Created in Newsletter Library, Stress & Anxiety
Humans appear to be hard-wired for modest levels of anxiety as a fear-arousal warning mechanism. Anxiety may be characterized as uneasiness, fear, worry, and apprehension. Anxiety is a common psychological state in which the basic message is “get away from this situation”. The state is usually accompanied by numerous physiologic components including surges of the hormone adrenaline, increased heart rate and elevated blood pressure, and increased blood flow to the major muscle groups as the body prepares for “fight or flight”.
These are all normal responses to environmental threats. The overall process is orchestrated by the amygdala and hippocampus, two regions of the brain’s limbic system which process memory, emotional response, and spatial navigation. But for many people, if anxiety states become frequent and prolonged by various developmental circumstances in childhood and their teenage years, they may begin to respond to perceived rather than real threats. The anxiety state may persist and even become the default condition for the individual.
Those with chronic anxiety may experience chronic back pain,1,2 chronic muscular tension, fibromyalgia,3 headaches, chest pain, shortness of breath, and heart palpitations. Chronic anxiety may cause a person to anticipate the worst, to have ongoing feelings of dread, to be constantly irritable and tense, and to experience panic attacks. Eventually the person may become worn out from the constant drain on their inner resources and a likely outcome is depression. The person simply cannot take any more stress.
Chronic anxiety has a specific impact on the musculoskeletal system. Persistently elevated levels of adrenaline create ongoing tension in the postural muscles of the lower back and the weight-bearing, antigravity gluteal muscles, pelvic musculature, and hamstrings. The long-term results may include chronic lower back pain, inflammation of the sciatic nerve, and lumbar disc disease. Of course, any of these health problems create more anxiety for the person, establishing a vicious circle of anxiety, pain, more anxiety, and more pain.

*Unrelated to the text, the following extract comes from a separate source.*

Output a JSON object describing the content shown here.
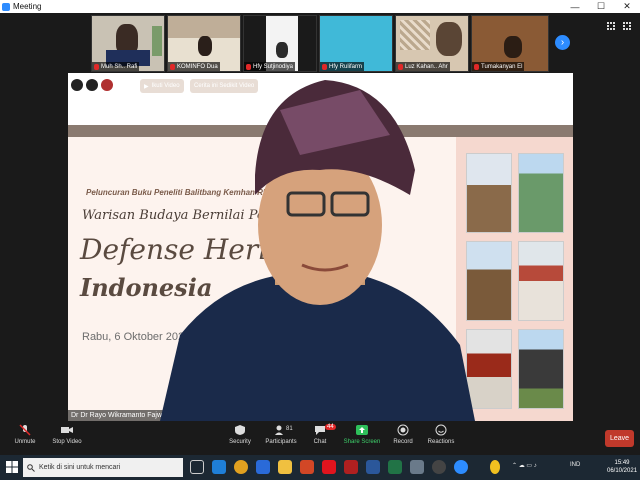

Solutions for chronic anxiety usually require multidisciplinary holsitic approaches. Nutrition, for example, is a key factor in restoring a person’s homeostatic mechanisms. Significantly reducing one’s intake of simple carbohydrates – soda, muffins, cookies, cake, fast food, and even juice – will often have a substantial impact. Making sure to have five servings of fresh fruits and vegetables every day will also provide great benefit.
Chiropractic care can frequently provide considerable assistance to those with chronic anxiety. By normalizing activity within the musculoskeletal system and reducing muscular stress and tension, chiropractic care helps eliminate an unnecessary source of biochemical and physiologic stress.
1Newcomer KL, et al: Anxiety levels, fear-avoidance beliefs, and disability levels at baseline and at 1 year among subjects with acute and chronic low back pain. Phys Med Rehabil 2(6):514-520, 2010
2Hurley DA, et al: Physiotherapy for sleep disturbance in chronic low back pain: a feasibility randomised controlled trial. BMC Musculoskeletal Disord 11:70, 2010 [11 pages]
3Silverman S, et al: Toward characterization and definition of fibromyalgia severity. BMC Musculoskeletal Disord 11:66, 2010 [9 pages]